On a vacant block of land on the northeast corner of William and Murray streets, nearly forty years ago, I listened in to a recorded speech by Gladstone. At that time, Gladstone was the political god of our elders and could do no wrong, but of what his speech was about we youngsters knew nothing and cared less. Sufficient for us was the fact that one of the wonders of the world - the phonograph - was there for us to .listen to and gape at. For the sum of threepence we were allowed to plug our ears with the old-fashioned ear phones and be thrilled by a voice, recorded in England.
This vacant piece of land, by the way, was the happy hunting ground of aspiring politicians and stump orators with a grievance against society. It was on this ground that the late Mr. Vosper opened the eyes of the natives by his forcible utterance and his unique appearance-having hair which hung down over his shoulders

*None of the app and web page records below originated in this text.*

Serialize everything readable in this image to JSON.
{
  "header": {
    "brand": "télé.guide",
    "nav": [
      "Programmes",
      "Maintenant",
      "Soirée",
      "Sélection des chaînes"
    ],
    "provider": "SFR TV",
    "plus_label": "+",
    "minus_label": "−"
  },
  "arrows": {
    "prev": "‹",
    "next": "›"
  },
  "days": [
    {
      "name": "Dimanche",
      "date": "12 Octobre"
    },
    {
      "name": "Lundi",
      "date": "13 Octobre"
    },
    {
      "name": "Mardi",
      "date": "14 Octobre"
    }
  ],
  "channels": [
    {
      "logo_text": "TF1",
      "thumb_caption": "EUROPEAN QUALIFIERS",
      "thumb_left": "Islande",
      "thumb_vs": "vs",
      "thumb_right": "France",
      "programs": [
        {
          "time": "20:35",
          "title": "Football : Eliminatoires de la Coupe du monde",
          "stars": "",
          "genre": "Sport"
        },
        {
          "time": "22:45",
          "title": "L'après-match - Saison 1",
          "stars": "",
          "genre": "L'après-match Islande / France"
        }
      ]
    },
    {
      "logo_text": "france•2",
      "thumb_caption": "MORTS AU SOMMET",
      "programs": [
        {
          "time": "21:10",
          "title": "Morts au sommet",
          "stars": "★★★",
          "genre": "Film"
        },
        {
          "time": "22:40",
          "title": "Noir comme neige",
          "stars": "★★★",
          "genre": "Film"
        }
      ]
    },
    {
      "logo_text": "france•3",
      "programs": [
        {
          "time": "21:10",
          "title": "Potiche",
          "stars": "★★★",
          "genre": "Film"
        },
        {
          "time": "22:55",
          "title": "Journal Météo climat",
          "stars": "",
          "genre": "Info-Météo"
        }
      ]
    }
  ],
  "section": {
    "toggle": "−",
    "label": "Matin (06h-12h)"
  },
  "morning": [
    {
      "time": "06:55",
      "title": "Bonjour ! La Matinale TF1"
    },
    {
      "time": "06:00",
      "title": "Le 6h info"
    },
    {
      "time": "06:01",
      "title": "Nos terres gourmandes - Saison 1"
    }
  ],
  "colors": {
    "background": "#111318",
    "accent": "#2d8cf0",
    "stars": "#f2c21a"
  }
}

To-day (Armistice Day), I listened in again at the same spot, but with vastly different surroundings. Shops, and a theatre have taken the place of the Aunt Sallys, the shooting galleries, and the soap boxes. Instead of the phonograph, a splendid radio was sending out songs we marched to in the war years, and I was the only listener, at that particular spot, who was being informed that "one grasshopper jumped right over the other grasshopper's back."
A stream of people, fresh from the two minutes' silence pass by, a little thoughtful, perhaps, but uncomprehending m their pitying glances at the wayback, listening in, and enjoying the wealth of memories of the city, of its inhabitants, and of the boys, who, with him, had paid their threepences to hear that first record.
Some of those boys we remembered today. In that brief two minutes' silence, as the years rolled back once more I ran wild with them in the shadows of the Town Hall. In those shadows to-day I stood stock still as a bugler sounded their requiem, and, then, awakened them into immortality.